Cllr Johnstone was described by husband Roderick as the Tories “most able leader for many years” but she left nonetheless following her intervention in the appointment of Mark Lloyd to become chief executive.
Her political renaissance complete, Cllr Johnstone, who joined Cambs Police Authority as a county council nominee the year she resigned as leader, is hot favourite to win the party’s nomination for November’s commissioner election.
Home Secretary Theresa May announced some of the election details- including salaries- this week and putting a pay package on offer that would dwarf those paid to council leaders.
You may also want to watch:
Cllr Johnstone’s self confessed “error of judgement” over the Mark Lloyd intervention has long been forgotten as the Tories look to draw up a short list of prospective commissioner candidate for the November 15 ballot.
Shona, whose home is in Over, is a county councillor for Willingham.
- 1 Fire destroys family bungalow in the Fens
- 2 Man found dead in March
- 3 Driver leaves girl 'very shaken' after ploughing into car
- 4 Brother pays tribute to 'strongest character I've ever known'
- 5 Shocks all round as police pull over 'white van man'
- 6 WATCH: Flying Scotsman steams through Cambridgeshire Fens
- 7 Every little helps for surprised shopper thanks to Tesco worker
- 8 Father-of-five murdered due to 'drug deal dispute gone wrong'
- 9 7 of the best pumpkin picking locations in Cambridgeshire
- 10 Over 100 modern slavery victims rescued in Cambridgeshire
As police commissioner she would have responsibility for cutting crime, setting the annual force budget, hiring – and possibly firing – the chief constable, and consulting with victims on policing priorities.
Ruth Rogers, chairman of the soon-to-be-decommissioned Cambridgeshire Police Authority said: “A low turnout is one of the real concerns. People have never voted on this before. Publicity now is really helpful and will hopefully encourage people to go out and vote.
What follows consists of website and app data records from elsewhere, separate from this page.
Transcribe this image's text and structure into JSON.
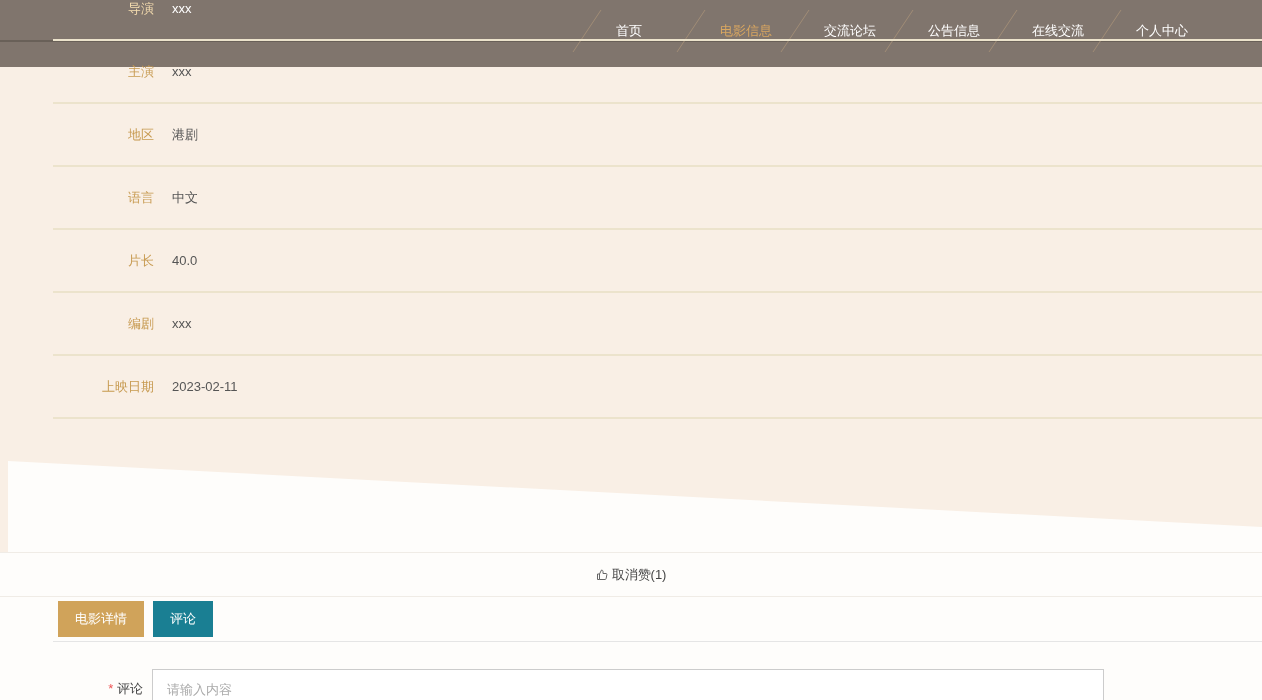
{
  "nav": [
    {
      "label": "首页",
      "selected": false
    },
    {
      "label": "电影信息",
      "selected": true
    },
    {
      "label": "交流论坛",
      "selected": false
    },
    {
      "label": "公告信息",
      "selected": false
    },
    {
      "label": "在线交流",
      "selected": false
    },
    {
      "label": "个人中心",
      "selected": false
    }
  ],
  "details": [
    {
      "label": "导演",
      "value": "xxx"
    },
    {
      "label": "主演",
      "value": "xxx"
    },
    {
      "label": "地区",
      "value": "港剧"
    },
    {
      "label": "语言",
      "value": "中文"
    },
    {
      "label": "片长",
      "value": "40.0"
    },
    {
      "label": "编剧",
      "value": "xxx"
    },
    {
      "label": "上映日期",
      "value": "2023-02-11"
    }
  ],
  "like": {
    "label": "取消赞(1)"
  },
  "tabs": [
    {
      "label": "电影详情",
      "selected": false
    },
    {
      "label": "评论",
      "selected": true
    }
  ],
  "comment_form": {
    "required_mark": "*",
    "label": "评论",
    "placeholder": "请输入内容"
  }
}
“As an authority, we didn’t take a particular stance on it; we felt that there were some advantages and, possibly, some disadvantages as well. If you believe in democracy you can’t ignore that this person will be democratically elected.”